The New Zealand dollar is heading for a 1.2 percent fall this week as investors pare back their bets on high-risk assets, after chasing yield since September when it looked like the US Federal Reserve was reluctant to wind down its massive stimulus programme.

The kiwi traded at 80.98 US cents at 5pm in Wellington from 81.93 cents at the start of the week and 81.29 cents at 8am and 81.65 cents yesterday. The trade-weighted index fell to 76.18 from 76.73 yesterday, and is heading for a 1 percent weekly drop from 76.93.

A BusinessDesk survey of eight traders and strategists on Monday predicted the kiwi would trade between 80 US cents and 83.90 cents this week. Four expected the kiwi to fall, three picked it to remain unchanged while one said it might gain.

The local currency fell below a 10-week range yesterday as investors saw improving US data as the sort of signal the Fed might heed to slow its US$85 billion a month asset purchase programme. That in turn, would fuel demand for the US dollar, which has been debased by the policy.

"The kiwi got the most positive positioning out of other high beta currencies," said Imre Spezier, market strategist at Westpac Banking Corp, referring to the strategy of betting risk-sensitive assets will appreciate. "The kiwi's probably overpriced at this stage."

The local currency is heading for a 2 percent monthly decline against the greenback, its sixth this year. On a trade-weighted basis, the currency is only heading for a 0.2 percent fall in November.

Government figures today showed the pace of new residential building intentions slowed last month, with a 2.3 percent decline in permits for new houses. That coincided with the Reserve Bank imposing restrictions on the level of low equity lending banks can write on housing, a policy it pursued in lieu of interest rate hikes, which may have fuelled demand for the over-valued kiwi dollar.

The local currency dropped to 49.47 British pence from 50.07 pence yesterday after the Bank of England said the UK housing market was strong enough for it to pull its support for a home lending scheme.

The kiwi fell to 59.47 euro cents from 60.12 euro cents yesterday, and declined to 89.22 Australian cents from 89.43 cents.
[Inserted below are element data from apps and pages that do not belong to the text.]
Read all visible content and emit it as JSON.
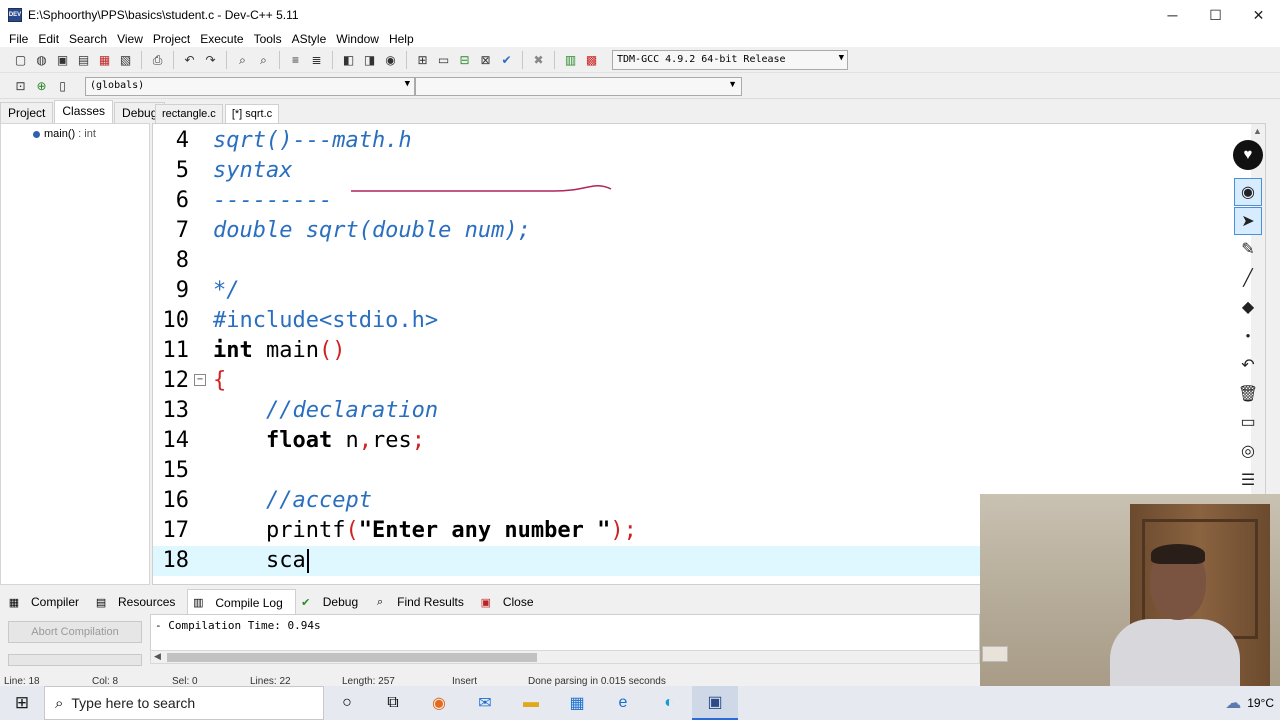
{
  "window": {
    "title": "E:\\Sphoorthy\\PPS\\basics\\student.c - Dev-C++ 5.11",
    "app_icon_text": "DEV",
    "controls": {
      "minimize": "─",
      "maximize": "☐",
      "close": "✕"
    }
  },
  "menu": [
    "File",
    "Edit",
    "Search",
    "View",
    "Project",
    "Execute",
    "Tools",
    "AStyle",
    "Window",
    "Help"
  ],
  "toolbar": {
    "compiler_select": "TDM-GCC 4.9.2 64-bit Release",
    "globals_select": "(globals)"
  },
  "left_panel": {
    "tabs": [
      "Project",
      "Classes",
      "Debug"
    ],
    "active_tab": "Classes",
    "tree_item": {
      "name": "main()",
      "signature": ": int"
    }
  },
  "editor_tabs": [
    "rectangle.c",
    "[*] sqrt.c"
  ],
  "code_lines": [
    {
      "num": "4",
      "parts": [
        {
          "c": "cmt",
          "t": "sqrt()---math.h"
        }
      ]
    },
    {
      "num": "5",
      "parts": [
        {
          "c": "cmt",
          "t": "syntax"
        }
      ]
    },
    {
      "num": "6",
      "parts": [
        {
          "c": "cmt",
          "t": "---------"
        }
      ]
    },
    {
      "num": "7",
      "parts": [
        {
          "c": "cmt",
          "t": "double sqrt(double num);"
        }
      ]
    },
    {
      "num": "8",
      "parts": []
    },
    {
      "num": "9",
      "parts": [
        {
          "c": "cmt",
          "t": "*/"
        }
      ]
    },
    {
      "num": "10",
      "parts": [
        {
          "c": "pp",
          "t": "#include<stdio.h>"
        }
      ]
    },
    {
      "num": "11",
      "parts": [
        {
          "c": "kw",
          "t": "int"
        },
        {
          "c": "plain",
          "t": " main"
        },
        {
          "c": "paren",
          "t": "()"
        }
      ]
    },
    {
      "num": "12",
      "parts": [
        {
          "c": "brace",
          "t": "{"
        }
      ],
      "fold": true
    },
    {
      "num": "13",
      "parts": [
        {
          "c": "plain",
          "t": "    "
        },
        {
          "c": "cmt",
          "t": "//declaration"
        }
      ]
    },
    {
      "num": "14",
      "parts": [
        {
          "c": "plain",
          "t": "    "
        },
        {
          "c": "kw",
          "t": "float"
        },
        {
          "c": "plain",
          "t": " n"
        },
        {
          "c": "punc",
          "t": ","
        },
        {
          "c": "plain",
          "t": "res"
        },
        {
          "c": "semi",
          "t": ";"
        }
      ]
    },
    {
      "num": "15",
      "parts": []
    },
    {
      "num": "16",
      "parts": [
        {
          "c": "plain",
          "t": "    "
        },
        {
          "c": "cmt",
          "t": "//accept"
        }
      ]
    },
    {
      "num": "17",
      "parts": [
        {
          "c": "plain",
          "t": "    printf"
        },
        {
          "c": "paren",
          "t": "("
        },
        {
          "c": "str",
          "t": "\"Enter any number \""
        },
        {
          "c": "paren",
          "t": ")"
        },
        {
          "c": "semi",
          "t": ";"
        }
      ]
    },
    {
      "num": "18",
      "parts": [
        {
          "c": "plain",
          "t": "    sca"
        }
      ],
      "current": true,
      "caret": true
    }
  ],
  "bottom_panel": {
    "tabs": [
      {
        "label": "Compiler",
        "icon": "compiler-icon"
      },
      {
        "label": "Resources",
        "icon": "resources-icon"
      },
      {
        "label": "Compile Log",
        "icon": "compile-log-icon",
        "active": true
      },
      {
        "label": "Debug",
        "icon": "debug-icon"
      },
      {
        "label": "Find Results",
        "icon": "find-results-icon"
      },
      {
        "label": "Close",
        "icon": "close-icon"
      }
    ],
    "abort_label": "Abort Compilation",
    "log_text": "- Compilation Time: 0.94s"
  },
  "status": {
    "line": "Line:    18",
    "col": "Col:    8",
    "sel": "Sel:    0",
    "lines": "Lines:    22",
    "length": "Length:    257",
    "mode": "Insert",
    "message": "Done parsing in 0.015 seconds"
  },
  "taskbar": {
    "search_placeholder": "Type here to search",
    "weather": "19°C"
  },
  "colors": {
    "comment": "#2a6fbf",
    "current_line": "#dff7ff",
    "brace": "#d02020"
  }
}
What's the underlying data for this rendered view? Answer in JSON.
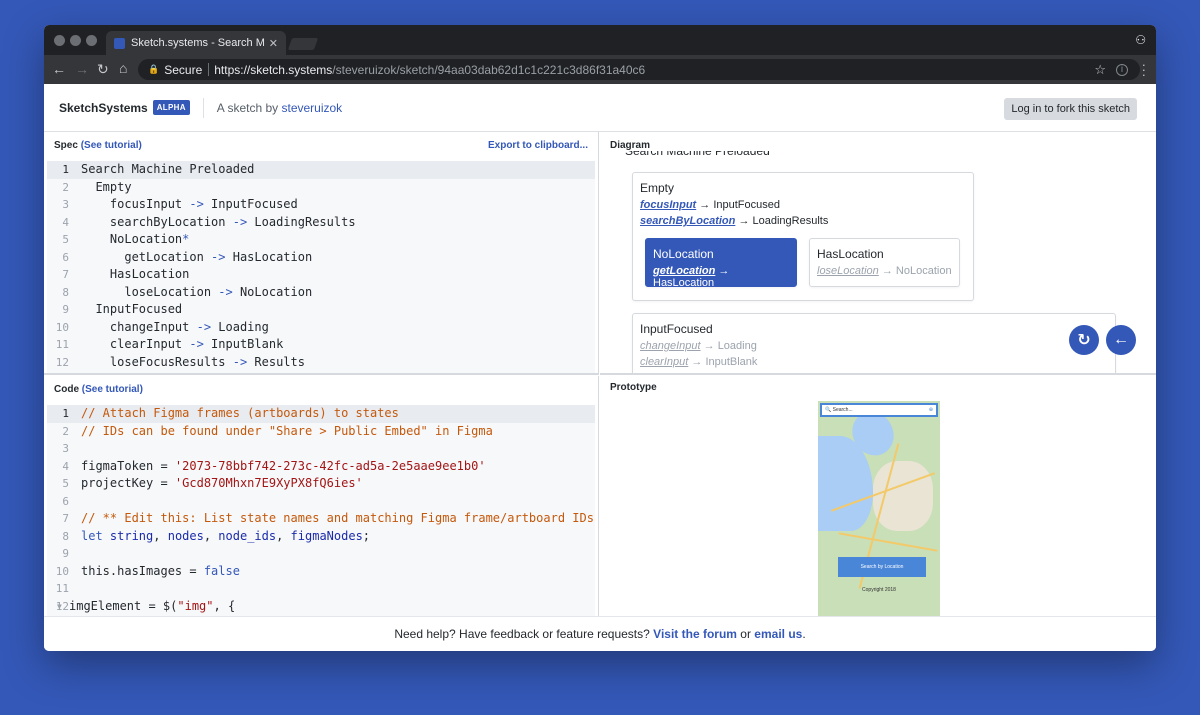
{
  "browser": {
    "tab_title": "Sketch.systems - Search Machi",
    "tab_close": "✕",
    "secure_label": "Secure",
    "url_host": "https://sketch.systems",
    "url_path": "/steveruizok/sketch/94aa03dab62d1c1c221c3d86f31a40c6"
  },
  "header": {
    "brand": "SketchSystems",
    "badge": "ALPHA",
    "byline_prefix": "A sketch by ",
    "author": "steveruizok",
    "login_button": "Log in to fork this sketch"
  },
  "spec": {
    "title": "Spec",
    "tutorial_link": "(See tutorial)",
    "export_link": "Export to clipboard...",
    "lines": [
      {
        "n": "1",
        "text": "Search Machine Preloaded"
      },
      {
        "n": "2",
        "text": "  Empty"
      },
      {
        "n": "3",
        "text": "    focusInput ",
        "arrow": "->",
        "target": " InputFocused"
      },
      {
        "n": "4",
        "text": "    searchByLocation ",
        "arrow": "->",
        "target": " LoadingResults"
      },
      {
        "n": "5",
        "text": "    NoLocation",
        "arrow": "*"
      },
      {
        "n": "6",
        "text": "      getLocation ",
        "arrow": "->",
        "target": " HasLocation"
      },
      {
        "n": "7",
        "text": "    HasLocation"
      },
      {
        "n": "8",
        "text": "      loseLocation ",
        "arrow": "->",
        "target": " NoLocation"
      },
      {
        "n": "9",
        "text": "  InputFocused"
      },
      {
        "n": "10",
        "text": "    changeInput ",
        "arrow": "->",
        "target": " Loading"
      },
      {
        "n": "11",
        "text": "    clearInput ",
        "arrow": "->",
        "target": " InputBlank"
      },
      {
        "n": "12",
        "text": "    loseFocusResults ",
        "arrow": "->",
        "target": " Results"
      }
    ]
  },
  "diagram": {
    "title": "Diagram",
    "machine_name": "Search Machine Preloaded",
    "empty_state": {
      "name": "Empty",
      "transitions": [
        {
          "event": "focusInput",
          "target": "InputFocused"
        },
        {
          "event": "searchByLocation",
          "target": "LoadingResults"
        }
      ]
    },
    "no_location": {
      "name": "NoLocation",
      "event": "getLocation",
      "target": "HasLocation"
    },
    "has_location": {
      "name": "HasLocation",
      "event": "loseLocation",
      "target": "NoLocation"
    },
    "input_focused": {
      "name": "InputFocused",
      "transitions": [
        {
          "event": "changeInput",
          "target": "Loading"
        },
        {
          "event": "clearInput",
          "target": "InputBlank"
        }
      ]
    },
    "arrow_glyph": "→"
  },
  "codepane": {
    "title": "Code",
    "tutorial_link": "(See tutorial)",
    "lines": [
      {
        "n": "1",
        "parts": [
          [
            "cmt",
            "// Attach Figma frames (artboards) to states"
          ]
        ]
      },
      {
        "n": "2",
        "parts": [
          [
            "cmt",
            "// IDs can be found under \"Share > Public Embed\" in Figma"
          ]
        ]
      },
      {
        "n": "3",
        "parts": []
      },
      {
        "n": "4",
        "parts": [
          [
            "",
            "figmaToken = "
          ],
          [
            "str",
            "'2073-78bbf742-273c-42fc-ad5a-2e5aae9ee1b0'"
          ]
        ]
      },
      {
        "n": "5",
        "parts": [
          [
            "",
            "projectKey = "
          ],
          [
            "str",
            "'Gcd870Mhxn7E9XyPX8fQ6ies'"
          ]
        ]
      },
      {
        "n": "6",
        "parts": []
      },
      {
        "n": "7",
        "parts": [
          [
            "cmt",
            "// ** Edit this: List state names and matching Figma frame/artboard IDs"
          ]
        ]
      },
      {
        "n": "8",
        "parts": [
          [
            "kw",
            "let "
          ],
          [
            "var",
            "string"
          ],
          [
            "",
            ", "
          ],
          [
            "var",
            "nodes"
          ],
          [
            "",
            ", "
          ],
          [
            "var",
            "node_ids"
          ],
          [
            "",
            ", "
          ],
          [
            "var",
            "figmaNodes"
          ],
          [
            "",
            ";"
          ]
        ]
      },
      {
        "n": "9",
        "parts": []
      },
      {
        "n": "10",
        "parts": [
          [
            "",
            "this.hasImages = "
          ],
          [
            "kw",
            "false"
          ]
        ]
      },
      {
        "n": "11",
        "parts": []
      },
      {
        "n": "12",
        "parts": [
          [
            "",
            "imgElement = $("
          ],
          [
            "str",
            "\"img\""
          ],
          [
            "",
            ", {"
          ]
        ]
      }
    ]
  },
  "prototype": {
    "title": "Prototype",
    "search_placeholder": "Search...",
    "search_button": "Search by Location",
    "copyright": "Copyright 2018"
  },
  "footer": {
    "prefix": "Need help? Have feedback or feature requests? ",
    "forum_link": "Visit the forum",
    "middle": " or ",
    "email_link": "email us",
    "suffix": "."
  }
}
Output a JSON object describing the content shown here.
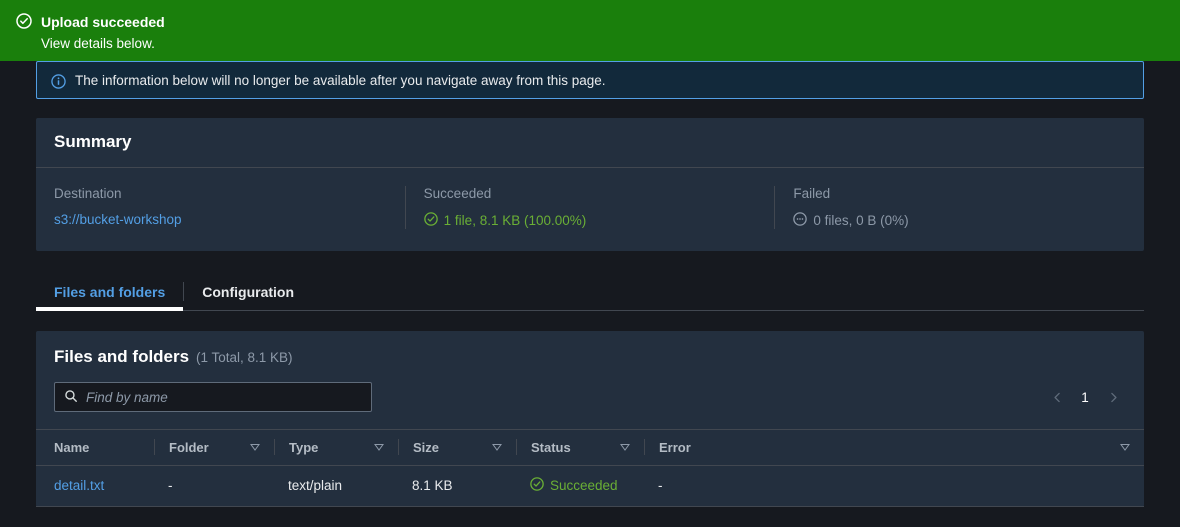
{
  "flash": {
    "icon": "status-positive-icon",
    "title": "Upload succeeded",
    "subtitle": "View details below."
  },
  "alert": {
    "icon": "info-icon",
    "text": "The information below will no longer be available after you navigate away from this page."
  },
  "summary": {
    "title": "Summary",
    "columns": [
      {
        "label": "Destination",
        "value": "s3://bucket-workshop",
        "type": "link"
      },
      {
        "label": "Succeeded",
        "value": "1 file, 8.1 KB (100.00%)",
        "type": "ok",
        "icon": "check-circle-icon"
      },
      {
        "label": "Failed",
        "value": "0 files, 0 B (0%)",
        "type": "none",
        "icon": "ellipsis-circle-icon"
      }
    ]
  },
  "tabs": [
    {
      "label": "Files and folders",
      "active": true
    },
    {
      "label": "Configuration",
      "active": false
    }
  ],
  "table_card": {
    "title": "Files and folders",
    "title_sub": "(1 Total, 8.1 KB)",
    "search": {
      "icon": "search-icon",
      "placeholder": "Find by name",
      "value": ""
    },
    "pagination": {
      "prev_icon": "chevron-left-icon",
      "next_icon": "chevron-right-icon",
      "current_page": "1"
    },
    "columns": [
      {
        "label": "Name",
        "filter": false
      },
      {
        "label": "Folder",
        "filter": true
      },
      {
        "label": "Type",
        "filter": true
      },
      {
        "label": "Size",
        "filter": true
      },
      {
        "label": "Status",
        "filter": true
      },
      {
        "label": "Error",
        "filter": true
      }
    ],
    "rows": [
      {
        "name": "detail.txt",
        "folder": "-",
        "type": "text/plain",
        "size": "8.1 KB",
        "status": "Succeeded",
        "status_icon": "check-circle-icon",
        "error": "-"
      }
    ]
  },
  "colors": {
    "flash_green": "#1a7f0c",
    "link_blue": "#539fe5",
    "success_green": "#6aaf35",
    "card_bg": "#232f3e",
    "page_bg": "#16191f",
    "muted": "#8d99a8"
  }
}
It decreased to 83 yen from 83.32 yen yesterday.

(BusinessDesk)